» **Exercise details**
All of the data below should be printed again exactly, pictures excluded.

» **Record excerpts**
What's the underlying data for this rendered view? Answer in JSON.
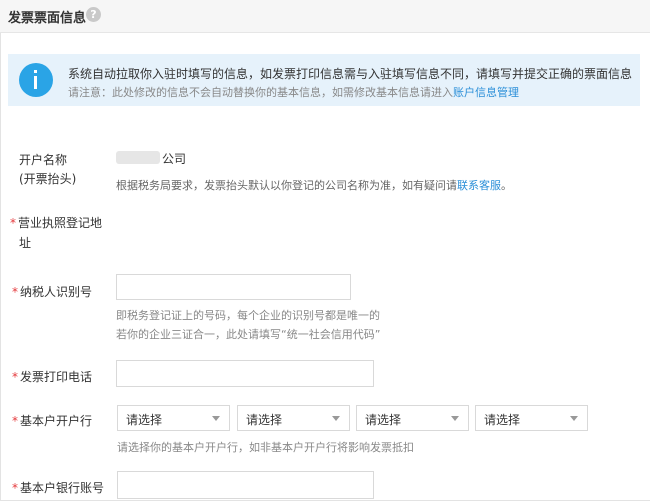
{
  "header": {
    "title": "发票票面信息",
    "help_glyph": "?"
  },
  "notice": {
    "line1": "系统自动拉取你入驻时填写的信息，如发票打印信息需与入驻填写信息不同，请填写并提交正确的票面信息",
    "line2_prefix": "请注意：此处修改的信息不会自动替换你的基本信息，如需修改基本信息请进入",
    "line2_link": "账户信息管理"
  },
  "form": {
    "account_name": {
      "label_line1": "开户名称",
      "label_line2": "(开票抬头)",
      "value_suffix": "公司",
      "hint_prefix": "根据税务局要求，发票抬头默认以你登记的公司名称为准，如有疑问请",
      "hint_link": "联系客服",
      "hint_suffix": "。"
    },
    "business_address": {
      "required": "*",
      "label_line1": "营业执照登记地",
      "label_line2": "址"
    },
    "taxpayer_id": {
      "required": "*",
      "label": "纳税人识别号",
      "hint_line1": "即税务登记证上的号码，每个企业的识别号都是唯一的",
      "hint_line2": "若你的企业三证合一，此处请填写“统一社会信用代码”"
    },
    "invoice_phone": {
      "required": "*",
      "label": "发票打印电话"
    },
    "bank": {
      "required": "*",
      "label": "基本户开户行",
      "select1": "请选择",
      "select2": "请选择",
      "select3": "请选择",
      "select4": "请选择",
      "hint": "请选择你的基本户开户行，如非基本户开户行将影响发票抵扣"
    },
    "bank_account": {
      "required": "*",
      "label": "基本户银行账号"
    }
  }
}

» **Task output**
What's the underlying data for this rendered view? Answer in JSON.
{
  "header": {
    "title": "发票票面信息",
    "help_glyph": "?"
  },
  "notice": {
    "line1": "系统自动拉取你入驻时填写的信息，如发票打印信息需与入驻填写信息不同，请填写并提交正确的票面信息",
    "line2_prefix": "请注意：此处修改的信息不会自动替换你的基本信息，如需修改基本信息请进入",
    "line2_link": "账户信息管理"
  },
  "form": {
    "account_name": {
      "label_line1": "开户名称",
      "label_line2": "(开票抬头)",
      "value_suffix": "公司",
      "hint_prefix": "根据税务局要求，发票抬头默认以你登记的公司名称为准，如有疑问请",
      "hint_link": "联系客服",
      "hint_suffix": "。"
    },
    "business_address": {
      "required": "*",
      "label_line1": "营业执照登记地",
      "label_line2": "址"
    },
    "taxpayer_id": {
      "required": "*",
      "label": "纳税人识别号",
      "hint_line1": "即税务登记证上的号码，每个企业的识别号都是唯一的",
      "hint_line2": "若你的企业三证合一，此处请填写“统一社会信用代码”"
    },
    "invoice_phone": {
      "required": "*",
      "label": "发票打印电话"
    },
    "bank": {
      "required": "*",
      "label": "基本户开户行",
      "select1": "请选择",
      "select2": "请选择",
      "select3": "请选择",
      "select4": "请选择",
      "hint": "请选择你的基本户开户行，如非基本户开户行将影响发票抵扣"
    },
    "bank_account": {
      "required": "*",
      "label": "基本户银行账号"
    }
  }
}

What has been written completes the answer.